In vivo studies
Wound healing assay was performed on 14-week-old (weight 293 ± 21 g) normotensive WKY male rats (Charles River Laboratories, Calco (LC), Italy; n = 18), and Matrigel plugs experiments were carried out on 16-week-old (weight 33 ± 4 g) c57BL/6 mice (Charles River Laboratories, Milan, Italy; n = 13). All animal procedures were performed in accordance with the Guide for the Care and Use of Laboratory Animals published by the National Institutes of Health in the United States (NIH Publication No. 85- 23, revised 1996) and approved by the Ethics Committee for the Use of Animals in Research of "Federico II" University .

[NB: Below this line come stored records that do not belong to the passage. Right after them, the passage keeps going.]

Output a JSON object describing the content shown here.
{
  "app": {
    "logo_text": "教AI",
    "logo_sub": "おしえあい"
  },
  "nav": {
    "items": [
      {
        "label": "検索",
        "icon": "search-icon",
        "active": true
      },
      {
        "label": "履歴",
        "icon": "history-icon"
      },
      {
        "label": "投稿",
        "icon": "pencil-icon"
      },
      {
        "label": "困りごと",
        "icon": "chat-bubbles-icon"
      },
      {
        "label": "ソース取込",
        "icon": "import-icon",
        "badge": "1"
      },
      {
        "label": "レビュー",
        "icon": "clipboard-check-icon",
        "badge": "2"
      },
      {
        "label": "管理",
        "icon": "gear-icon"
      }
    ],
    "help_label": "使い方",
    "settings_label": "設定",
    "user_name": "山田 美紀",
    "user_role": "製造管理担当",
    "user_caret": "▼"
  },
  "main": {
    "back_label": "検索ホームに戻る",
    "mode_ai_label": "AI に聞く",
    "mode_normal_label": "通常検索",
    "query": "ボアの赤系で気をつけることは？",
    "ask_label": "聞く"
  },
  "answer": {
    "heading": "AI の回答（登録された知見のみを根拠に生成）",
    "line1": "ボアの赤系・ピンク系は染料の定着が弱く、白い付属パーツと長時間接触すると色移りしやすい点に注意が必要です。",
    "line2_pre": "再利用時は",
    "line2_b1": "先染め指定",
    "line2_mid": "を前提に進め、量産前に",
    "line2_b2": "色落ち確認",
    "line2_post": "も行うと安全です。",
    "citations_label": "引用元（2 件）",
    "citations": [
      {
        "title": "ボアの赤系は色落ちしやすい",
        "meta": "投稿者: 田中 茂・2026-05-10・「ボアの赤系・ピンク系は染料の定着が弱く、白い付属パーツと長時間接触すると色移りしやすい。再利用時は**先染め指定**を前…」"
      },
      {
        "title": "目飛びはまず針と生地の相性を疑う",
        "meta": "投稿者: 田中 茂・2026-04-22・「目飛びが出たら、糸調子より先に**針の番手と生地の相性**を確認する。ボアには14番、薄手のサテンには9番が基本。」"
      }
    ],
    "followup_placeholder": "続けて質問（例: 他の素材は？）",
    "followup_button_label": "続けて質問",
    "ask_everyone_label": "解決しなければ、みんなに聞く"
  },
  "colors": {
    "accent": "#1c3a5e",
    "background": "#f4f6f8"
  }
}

The rats (n = 18) were anesthetized using vaporized isoflurane (4%, Abbott) and maintained by mask ventilation (isoflurane 1.8%). The dorsum was shaved by applying a depilatory creme (Veet, Reckitt-Benckiser, Milano, Italy) and disinfected with povidone iodine scrub. A 20 mm diameter open wound was excised through the entire thickness of the skin, including the panniculus carnosus layer, as described and validated [1, 28]. Pluronic gel (30%) containing (10-6 M) c(RGDf[NMe]V) (n = 6), RGDechiHCit (n = 7), or saline (n = 5) was placed daily directly onto open wounds, then covered with a sterile dressing. Two operators blinded to the identity of the sample examined and measured wound areas every day, for 8 days. Direct measurements of wound region were determined by digital planimetry (pixel area), and subsequent analysis was performed using a computer-assisted image analyzer (ImageJ software, version 1.41, National Institutes of Health, Bethesda, MD, USA). Wound healing was quantified as a percentage of the original injury size. Eight days after wounding, rats were euthanized. Wounds did not show sign of infection. The lesion and adiacent normal skin were excised, fixed by immersion in phosphate buffered saline (PBS, 0.01 M, pH 7.2-7.4)/formalin and then embedded in paraffin to be processed for immunohistology, as described .
Mice (n = 13), anesthetized as described above, were subcutaneously injected midway on the dorsal side, using sterile conditions, with 0.2 ml of Matrigel® basement matrix, pre-mixed with 10-6M VEGF and 10-5M c(RGDf[NMe]V) (n = 4), 10-6M VEGF and 10-5M RGDechiHCit (n = 5), or 10-6M VEGF alone (n = 4). After seven days, mice were euthanized and the implanted plugs were harvested from underneath the skin, fixed in 10% neutral-buffered formalin solution and then embedded in paraffin. Invading ECs were identified and quantified by analysis of lectin immunostained sections, as described [1, 2].
All tissues were cut in 5 μm sections and slides were counterstained with a standard mixture of hematoxylin and eosin. For Masson's trichrome staining of collagen fibers, useful to assess the scar tissue formation, slides were stained with Weigert Hematoxylin (Sigma-Aldrich, St. Louis, MO, USA) for 10 minutes, rinsed in PBS (Invitrogen) and then stained with Biebrich scarlet-acid fuchsin (Sigma-Aldrich) for 5 minutes. Slides were rinsed in PBS and stained with phosphomolybdic/phosphotungstic acid solution (Sigma-Aldrich) for 5 minutes then stained with light green (Sigma-Aldrich) for 5 minutes . ECs were identified by lectin immunohistochemical staining (Sigma-Aldrich)  and quantitative analysis was performed using digitized representative high resolution photographic images, with a dedicated software (Image Pro Plus; Media Cybernetics, Bethesda, MD, USA) as previously described .
Data presentation and statistical analysis
All data are presented as the mean value ± SEM. Statistical differences were determined by one-way or two-way ANOVA and Bonferroni post hoc testing was performed where applicable. A p value less than 0.05 was considered to be significant. All the statistical analysis and the evaluation of data were performed using GraphPad Prism version 5.01 (GraphPad Software, San Diego, CA, USA).